Coronavirus can’t cool Jersey’s hot real estate market

Welcome to the Jersey real estate market of the moment — short supply, high demand, prices going up daily on homes all across the state.

“I’ve never seen every house that I’ve actually had interest in be overwhelmingly just packed with appointments and offers. I mean every single house, which is insane,” said North Bergen resident Adelson Salsido.

Leilani Chin sells real estate in Jersey City, one of the hottest markets in New Jersey. She says location, location, location — the traditional mantra of the market — has given way to amenities, amenities, amenities.

“The biggest key right now is that buyers all want outdoor space because of what’s going on right now,” Chin, a realtor at Sawyer Smith Residential Realty, said. “A lot of people are looking for properties that have an additional bedroom where they could use it as a home office because a lot of people are not going back to the office through the end of the year, and even some of of next year. They already know that.”

That’s what turns a modest one-family from a $160,000 fixer upper less than a year ago in what realtors like to call an emerging market, into a renovated gem that’s just gone to contract for $600,000.

“If you put it in the context of New York City, where everybody’s coming from, it’s still a good deal. You have a backyard, you have parking, and you have amazing high ceilings and features of this house. So for $600 it’s still a good deal,” said realtor Tamayo Oppenheimer.

The leisurely weekend open house? Forget about it. A recent Cliffside Park Open House drew a crowd that wrapped around the block, says Oppenheimer.

“I listed it probably at five in the morning, ‘just so you know open house today.’ A couple hours later we had over 100 people,” Oppenheimer said.

Chineider Ferreira is just about to close on her new home in Lyndhurst. She’s been in the market on and off for the past three years, frustrated by the short shelf life of good deals and buyers coming in with all cash purchases.

“I found a house, and before I could even see it, it sold either sight unseen, like a virtual tour, or it went highest and best after one day. One day of showings and then highest and best, and we never even got to see it,” Ferreira said.

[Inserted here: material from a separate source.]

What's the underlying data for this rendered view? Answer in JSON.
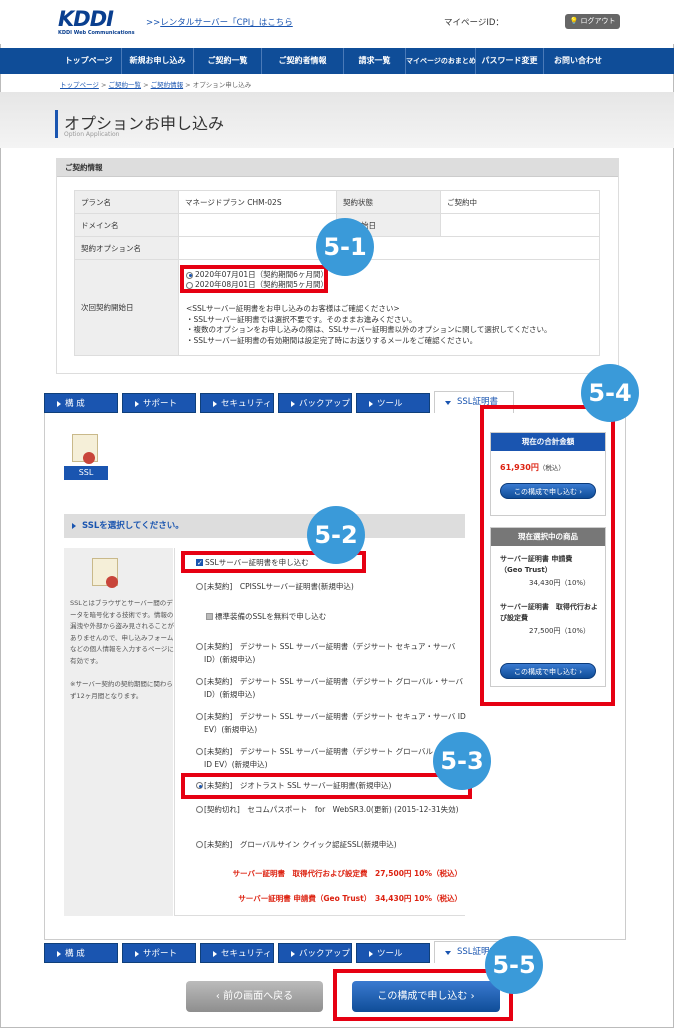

And the hot market is expanding. New Yorkers may find a Jersey City row house roomier than cramped NYC digs, but realtors say the migration of people from Hudson and Bergen Counties to rural locations like Morris County, as much as 50 miles from Manhattan, is also on the rise.

“One of my clients mentioned that he used to jog down by the Liberty State Park, and when all the gyms closed all of a sudden everyone’s outside jogging,” said Meg Sullivan, a realtor at Caldwell Banker Realty. “Whereas out here, you have a yard, front and back door, porch, deck, so a lot more space to move around if you’re stuck at home.”

That is, if you’re lucky enough to be in the real estate market. Try getting a mortgage if you’ve been laid off for five months.

Like everything else in this COVID-19 era, the wealth disparities have been exposed. Realtor Mary Jane Codey says the market in Monmouth County is also super heated, but she warns that the desire for private home compounds could be helping to keep us further apart from one another.

“It’s a really mixed bag of a lot of things occurring at the same time. I don’t think any of us know what the after effects will be,” Codey said. “I think there’s going to be a bigger divide as well between the haves and the have nots.”

No surprise there in all aspects of life. It leaves one to wonder how it’s all going to shake out post COVID-19, if such a time will ever exist, and where will anyone on the wrong side of the pandemic be able to afford to live.